Should Encourage Us To Fish
The government should
be encouraging New Zealanders to eat fish and stay healthy by going
fishing themselves, says a recreational fishing lobby group.
Trish Rea, spokesperson for
the option 4 group, was responding to news that Australian researchers
have found that fish oil supplements appear to ward off asthma symptoms
in young children.
Children who consumed higher
amounts of omega-3 fatty acids as found in fish, showed significant
reductions of coughing and wheezing.
Ms Rea said pelagic species
such as tuna and kahawai have high levels of omega-3 fatty acids.
A combination of eating fish
and catching the fish brought health benefits in two complementary
ways - intake of fish oil and healthy outdoor exercise.
Ms Rea said historically
fisheries had been over exploited and the government's preference
for allocating fishing rights based on catch history was depriving
New Zealanders of the chance to catch fish for food.
"Frequently fish in
supermarkets is priced beyond the reach of the average consumer.
Naturally people turn to red meat and chicken.

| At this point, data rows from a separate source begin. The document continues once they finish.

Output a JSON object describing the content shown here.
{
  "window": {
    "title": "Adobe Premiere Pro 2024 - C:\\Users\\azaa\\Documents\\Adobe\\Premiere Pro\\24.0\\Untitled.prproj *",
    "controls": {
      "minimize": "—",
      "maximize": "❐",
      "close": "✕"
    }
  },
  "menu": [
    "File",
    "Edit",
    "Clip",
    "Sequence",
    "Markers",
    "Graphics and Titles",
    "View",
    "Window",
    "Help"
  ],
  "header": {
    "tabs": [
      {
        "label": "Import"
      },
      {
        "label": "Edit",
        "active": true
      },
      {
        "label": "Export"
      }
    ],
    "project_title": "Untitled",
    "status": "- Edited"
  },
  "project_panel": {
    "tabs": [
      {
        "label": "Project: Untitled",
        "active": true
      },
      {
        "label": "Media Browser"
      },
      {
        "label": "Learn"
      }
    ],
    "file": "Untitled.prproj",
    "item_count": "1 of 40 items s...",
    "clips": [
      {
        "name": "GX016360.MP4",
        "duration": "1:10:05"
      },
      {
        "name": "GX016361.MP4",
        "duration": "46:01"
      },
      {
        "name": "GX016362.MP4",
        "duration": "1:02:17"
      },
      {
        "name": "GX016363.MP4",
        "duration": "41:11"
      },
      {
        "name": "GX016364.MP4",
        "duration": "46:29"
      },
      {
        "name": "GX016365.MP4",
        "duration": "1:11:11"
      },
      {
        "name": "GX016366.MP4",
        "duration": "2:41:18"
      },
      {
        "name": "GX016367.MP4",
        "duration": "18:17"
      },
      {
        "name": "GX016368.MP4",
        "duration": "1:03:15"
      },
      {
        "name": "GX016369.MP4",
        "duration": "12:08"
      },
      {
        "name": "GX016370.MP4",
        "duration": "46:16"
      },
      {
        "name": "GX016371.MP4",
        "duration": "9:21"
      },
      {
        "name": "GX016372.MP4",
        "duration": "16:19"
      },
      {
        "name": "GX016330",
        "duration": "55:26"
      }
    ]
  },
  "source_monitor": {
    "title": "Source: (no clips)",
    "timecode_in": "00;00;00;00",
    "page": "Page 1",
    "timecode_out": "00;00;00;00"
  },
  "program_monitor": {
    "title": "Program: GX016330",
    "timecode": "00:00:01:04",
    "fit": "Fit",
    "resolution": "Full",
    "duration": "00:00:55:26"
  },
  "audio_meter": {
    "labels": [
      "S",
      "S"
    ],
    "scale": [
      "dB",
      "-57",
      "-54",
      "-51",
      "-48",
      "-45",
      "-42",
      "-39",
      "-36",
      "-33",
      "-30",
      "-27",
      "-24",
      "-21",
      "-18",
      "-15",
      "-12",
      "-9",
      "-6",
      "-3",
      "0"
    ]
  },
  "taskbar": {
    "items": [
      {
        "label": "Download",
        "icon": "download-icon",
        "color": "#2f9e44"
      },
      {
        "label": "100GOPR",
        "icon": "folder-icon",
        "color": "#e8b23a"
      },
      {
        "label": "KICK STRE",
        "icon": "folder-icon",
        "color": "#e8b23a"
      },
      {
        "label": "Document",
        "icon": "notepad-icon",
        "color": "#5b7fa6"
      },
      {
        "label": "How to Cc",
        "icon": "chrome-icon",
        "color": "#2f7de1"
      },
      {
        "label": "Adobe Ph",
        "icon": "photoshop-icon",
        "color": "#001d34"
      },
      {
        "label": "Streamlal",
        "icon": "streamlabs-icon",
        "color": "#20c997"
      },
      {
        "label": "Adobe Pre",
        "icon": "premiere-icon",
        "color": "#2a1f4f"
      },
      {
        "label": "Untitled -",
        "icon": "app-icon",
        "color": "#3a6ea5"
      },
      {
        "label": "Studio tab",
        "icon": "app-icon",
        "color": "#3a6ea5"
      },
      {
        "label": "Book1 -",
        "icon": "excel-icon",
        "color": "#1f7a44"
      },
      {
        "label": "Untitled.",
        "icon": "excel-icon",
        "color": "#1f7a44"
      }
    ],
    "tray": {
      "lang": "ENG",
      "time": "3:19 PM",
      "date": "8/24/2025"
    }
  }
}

That's why it's vital
for the Government to protect the right of every New Zealander to
go and catch a fish to eat".
One of the most accessible
fish for the average New Zealander nationwide was the kahawai. However,
in the last two decades company purse seiners had decimated stocks.
The Minister of Fisheries
has now placed kahawai into the quota system, but in doing so has
not taken into account the significance of kahawai and the concerns
of recreational and customary fishers. Most of the 3000 t annual
commercial quota will go to the purse seiners who are responsible
for fishing kahawai down to where it is today – a shadow of
what it was.
The contribution of recreational
fishing to the mental and physical health of the nation needs to
option4 in conjunction with
other non-commercial fishing representative organisations have set
up a website www.kahawai.co.nz
and are preparing to mount a legal challenge over the Minister's
decisions regarding kahawai, added Ms Rea.